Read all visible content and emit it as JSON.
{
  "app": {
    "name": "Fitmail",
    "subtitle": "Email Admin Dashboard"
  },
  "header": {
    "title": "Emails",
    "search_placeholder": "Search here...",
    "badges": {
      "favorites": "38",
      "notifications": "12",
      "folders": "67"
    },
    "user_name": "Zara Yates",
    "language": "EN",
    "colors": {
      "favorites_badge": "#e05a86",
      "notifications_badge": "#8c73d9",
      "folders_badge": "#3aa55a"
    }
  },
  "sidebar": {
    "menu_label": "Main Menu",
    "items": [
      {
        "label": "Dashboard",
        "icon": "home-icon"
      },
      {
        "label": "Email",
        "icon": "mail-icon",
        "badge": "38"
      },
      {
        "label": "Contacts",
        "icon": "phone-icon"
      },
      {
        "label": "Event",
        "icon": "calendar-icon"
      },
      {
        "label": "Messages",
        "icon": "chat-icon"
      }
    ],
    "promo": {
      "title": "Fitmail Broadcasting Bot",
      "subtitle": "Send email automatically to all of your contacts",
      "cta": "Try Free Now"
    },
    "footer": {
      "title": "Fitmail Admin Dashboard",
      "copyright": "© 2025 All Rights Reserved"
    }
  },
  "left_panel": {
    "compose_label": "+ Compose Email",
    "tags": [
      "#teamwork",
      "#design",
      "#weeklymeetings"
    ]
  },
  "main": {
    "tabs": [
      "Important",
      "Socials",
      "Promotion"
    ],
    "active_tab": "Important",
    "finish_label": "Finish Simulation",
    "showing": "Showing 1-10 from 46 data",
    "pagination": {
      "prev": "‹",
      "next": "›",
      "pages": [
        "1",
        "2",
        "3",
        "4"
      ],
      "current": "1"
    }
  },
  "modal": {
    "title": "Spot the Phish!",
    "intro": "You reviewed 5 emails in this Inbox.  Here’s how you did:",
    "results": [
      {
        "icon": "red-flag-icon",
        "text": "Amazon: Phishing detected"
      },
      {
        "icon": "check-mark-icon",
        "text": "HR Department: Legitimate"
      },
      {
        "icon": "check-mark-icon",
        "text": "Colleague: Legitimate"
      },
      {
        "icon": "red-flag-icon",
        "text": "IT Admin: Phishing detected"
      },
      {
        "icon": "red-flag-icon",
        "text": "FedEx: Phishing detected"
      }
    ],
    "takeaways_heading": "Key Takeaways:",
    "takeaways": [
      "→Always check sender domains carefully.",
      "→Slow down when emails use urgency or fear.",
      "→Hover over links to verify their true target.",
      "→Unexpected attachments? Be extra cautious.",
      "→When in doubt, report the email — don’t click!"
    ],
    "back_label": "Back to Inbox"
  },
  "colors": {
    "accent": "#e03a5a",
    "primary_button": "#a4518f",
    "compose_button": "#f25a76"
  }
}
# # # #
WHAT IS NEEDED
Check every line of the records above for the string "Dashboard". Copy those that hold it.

YOUR RESPONSE
    "subtitle": "Email Admin Dashboard"
        "label": "Dashboard",
      "title": "Fitmail Admin Dashboard",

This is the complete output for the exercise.